When the story finally wound its way toward its focus, a secret society that appears at first glance to be devoted to books, I almost dropped Penumbra in the bathwater (the bath being where I do all my best reading). Suddenly I was not just interested, but entranced. It was no longer enough just to live the characters' lives along with them for as long as I could stand the hot water. I was now so engaged in the story that I was momentarily convinced that I, too, must found a secret society dedicated to the glory of the book! I found myself inspired to become part of the story in a way I have not been inspired since I was a kid. Of course turning the page brought disappointment. It turns out the society wasn't so much dedicated to books as to gaining immortality, with books simply the tool. Why would anyone want to be immortal? Blech.
But for that two-page moment, I was thrilled, plotting my own society. For a moment, my life seemed different. That's a feeling I remember from so long ago. The stories I read as a kid could capture me, and the fact that I couldn't pull the characters and their experiences off the page—or dive in with them—was almost anguish.
So when I read that bit in Penumbra, it struck me almost like a scent-memory, the same way that walking into my house in the winter and smelling the gas space heater in the basement invariably makes me think of my grandparents' house, or how the scent of rubbing alcohol gives me the shivers even though the nearest nurse brandishing a hypodermic is miles away, and I'm not scheduled to pay her a visit for months.
The first book that sprang to mind was From the Mixed-Up Files of Mrs. Basil E. Frankweiler, by E.L. Konigsburg. I have never wanted to live inside any story quite so much as I wanted to live with Claudia and Jamie in the New York Metropolitan Museum of Art. When I heard yesterday that Mrs. Konigsburg had died, I started thinking about that feeling, and wondering when I would experience it again. Penumbra is the first time I can remember feeling it, however briefly, as an adult. But as a child it was almost commonplace.
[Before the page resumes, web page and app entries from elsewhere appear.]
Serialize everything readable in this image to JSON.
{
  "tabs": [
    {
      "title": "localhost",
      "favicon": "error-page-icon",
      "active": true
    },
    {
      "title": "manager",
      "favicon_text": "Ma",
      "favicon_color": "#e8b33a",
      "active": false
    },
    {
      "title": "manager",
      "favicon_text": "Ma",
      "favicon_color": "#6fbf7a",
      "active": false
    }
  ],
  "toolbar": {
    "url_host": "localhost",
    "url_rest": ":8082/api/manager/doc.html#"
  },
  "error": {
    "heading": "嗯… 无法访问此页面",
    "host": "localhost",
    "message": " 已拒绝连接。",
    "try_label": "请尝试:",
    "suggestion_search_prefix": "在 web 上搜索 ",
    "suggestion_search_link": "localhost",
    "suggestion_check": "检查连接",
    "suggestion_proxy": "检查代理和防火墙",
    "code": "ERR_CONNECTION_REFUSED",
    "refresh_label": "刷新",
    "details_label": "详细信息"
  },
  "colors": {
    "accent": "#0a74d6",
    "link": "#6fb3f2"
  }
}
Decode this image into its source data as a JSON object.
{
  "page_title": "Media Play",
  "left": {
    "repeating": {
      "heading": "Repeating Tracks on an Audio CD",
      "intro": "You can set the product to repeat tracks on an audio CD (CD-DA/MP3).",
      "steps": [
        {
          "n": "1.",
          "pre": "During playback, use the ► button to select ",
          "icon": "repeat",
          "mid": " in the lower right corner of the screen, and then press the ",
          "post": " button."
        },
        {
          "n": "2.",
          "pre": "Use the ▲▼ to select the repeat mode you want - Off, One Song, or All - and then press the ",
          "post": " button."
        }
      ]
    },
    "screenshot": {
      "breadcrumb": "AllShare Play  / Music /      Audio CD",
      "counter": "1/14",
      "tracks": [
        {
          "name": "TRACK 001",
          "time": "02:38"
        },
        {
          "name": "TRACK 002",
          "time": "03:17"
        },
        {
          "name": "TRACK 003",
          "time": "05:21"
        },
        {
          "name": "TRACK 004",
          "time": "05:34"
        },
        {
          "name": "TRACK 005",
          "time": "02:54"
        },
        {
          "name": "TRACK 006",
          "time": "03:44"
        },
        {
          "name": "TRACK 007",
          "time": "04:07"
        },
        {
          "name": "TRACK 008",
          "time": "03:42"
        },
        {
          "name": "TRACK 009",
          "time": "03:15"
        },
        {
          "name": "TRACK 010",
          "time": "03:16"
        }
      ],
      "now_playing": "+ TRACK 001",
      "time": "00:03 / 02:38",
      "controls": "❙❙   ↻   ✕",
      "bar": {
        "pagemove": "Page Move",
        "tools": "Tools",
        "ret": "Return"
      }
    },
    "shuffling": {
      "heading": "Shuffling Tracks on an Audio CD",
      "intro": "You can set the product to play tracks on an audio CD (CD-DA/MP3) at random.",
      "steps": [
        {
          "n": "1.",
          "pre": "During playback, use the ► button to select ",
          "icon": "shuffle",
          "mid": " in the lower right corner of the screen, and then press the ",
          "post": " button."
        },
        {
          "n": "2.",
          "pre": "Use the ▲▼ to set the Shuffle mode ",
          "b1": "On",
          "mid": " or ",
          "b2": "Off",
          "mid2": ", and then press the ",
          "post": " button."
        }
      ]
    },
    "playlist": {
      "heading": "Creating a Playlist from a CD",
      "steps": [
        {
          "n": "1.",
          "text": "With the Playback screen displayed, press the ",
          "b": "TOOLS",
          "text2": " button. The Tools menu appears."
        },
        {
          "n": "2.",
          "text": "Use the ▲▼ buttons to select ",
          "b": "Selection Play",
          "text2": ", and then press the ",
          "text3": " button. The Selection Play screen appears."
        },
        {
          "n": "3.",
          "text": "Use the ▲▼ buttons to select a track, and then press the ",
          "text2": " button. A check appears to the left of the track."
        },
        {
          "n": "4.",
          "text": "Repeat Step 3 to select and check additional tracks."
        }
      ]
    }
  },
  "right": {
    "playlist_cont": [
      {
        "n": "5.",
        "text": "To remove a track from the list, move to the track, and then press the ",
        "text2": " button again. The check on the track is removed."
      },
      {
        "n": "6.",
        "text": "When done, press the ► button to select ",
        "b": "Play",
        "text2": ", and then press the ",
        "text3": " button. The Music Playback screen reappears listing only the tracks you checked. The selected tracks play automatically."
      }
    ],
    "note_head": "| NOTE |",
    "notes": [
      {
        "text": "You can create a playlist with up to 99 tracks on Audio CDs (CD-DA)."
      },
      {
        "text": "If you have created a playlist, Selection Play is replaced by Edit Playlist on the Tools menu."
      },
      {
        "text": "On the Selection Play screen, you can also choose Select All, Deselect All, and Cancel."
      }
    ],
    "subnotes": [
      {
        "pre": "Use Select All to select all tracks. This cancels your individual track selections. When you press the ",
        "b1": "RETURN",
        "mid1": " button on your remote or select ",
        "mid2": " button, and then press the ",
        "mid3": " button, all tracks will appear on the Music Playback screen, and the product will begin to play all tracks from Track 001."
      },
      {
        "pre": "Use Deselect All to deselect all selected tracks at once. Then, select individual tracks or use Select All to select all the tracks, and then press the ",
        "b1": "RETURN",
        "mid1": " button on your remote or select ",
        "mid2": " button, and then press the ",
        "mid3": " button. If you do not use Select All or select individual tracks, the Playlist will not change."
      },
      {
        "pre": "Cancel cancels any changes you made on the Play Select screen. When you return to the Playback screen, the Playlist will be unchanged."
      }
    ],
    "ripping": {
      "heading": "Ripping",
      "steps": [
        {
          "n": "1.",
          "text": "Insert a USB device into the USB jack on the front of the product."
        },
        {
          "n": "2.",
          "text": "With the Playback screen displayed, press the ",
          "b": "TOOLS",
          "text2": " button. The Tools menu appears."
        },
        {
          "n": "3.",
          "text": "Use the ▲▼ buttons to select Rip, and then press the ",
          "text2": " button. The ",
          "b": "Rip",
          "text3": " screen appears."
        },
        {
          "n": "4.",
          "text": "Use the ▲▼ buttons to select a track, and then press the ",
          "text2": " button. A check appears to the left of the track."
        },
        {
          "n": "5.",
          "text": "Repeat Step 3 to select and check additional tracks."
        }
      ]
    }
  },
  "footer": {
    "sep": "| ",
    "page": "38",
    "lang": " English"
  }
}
I wanted to journey toward Digitopolis with Milo, live in a boxcar with the Boxcar Children, get a group of friends to start our own business like the girls in the Babysitters Club, hang out with Turtle Wexler while we solved the mystery of Sam Westing's death, and rescue and raise a runty piglet just like when Fern saved Wilbur, among other adventures.
For me the highest purpose of reading, beyond edification or self-improvement, is to simply become someone else for a little while. Occasionally one runs across folks who sneer that they don't read fiction because it isn't real. What, they ask, is the point? Poet John Ciardi answered that question so much more eloquently than I ever could:
For a great book is necessarily a gift: it offers you a life you have not time to live yourself; and it takes you into a world you have not time to travel in literal time. A civilized human mind is, in essence, one that contains many such minds and many such worlds. If you are in too much of a hurry, or too arrogantly proud of your own limitations, to accept a gift to your humanity some pieces of the minds of Sophocles, of Aristotle, of Chaucer—and right down the scale and down the ages to Yeats, Einstein, E.B. White, and Ogden Nash—then you may be protected by the laws governing manslaughter, and you may be a voting entity, but you are neither a developed human being nor a useful citizen of democracy.That's the point.
What characters would you bring to life if you could? All recommendations welcome!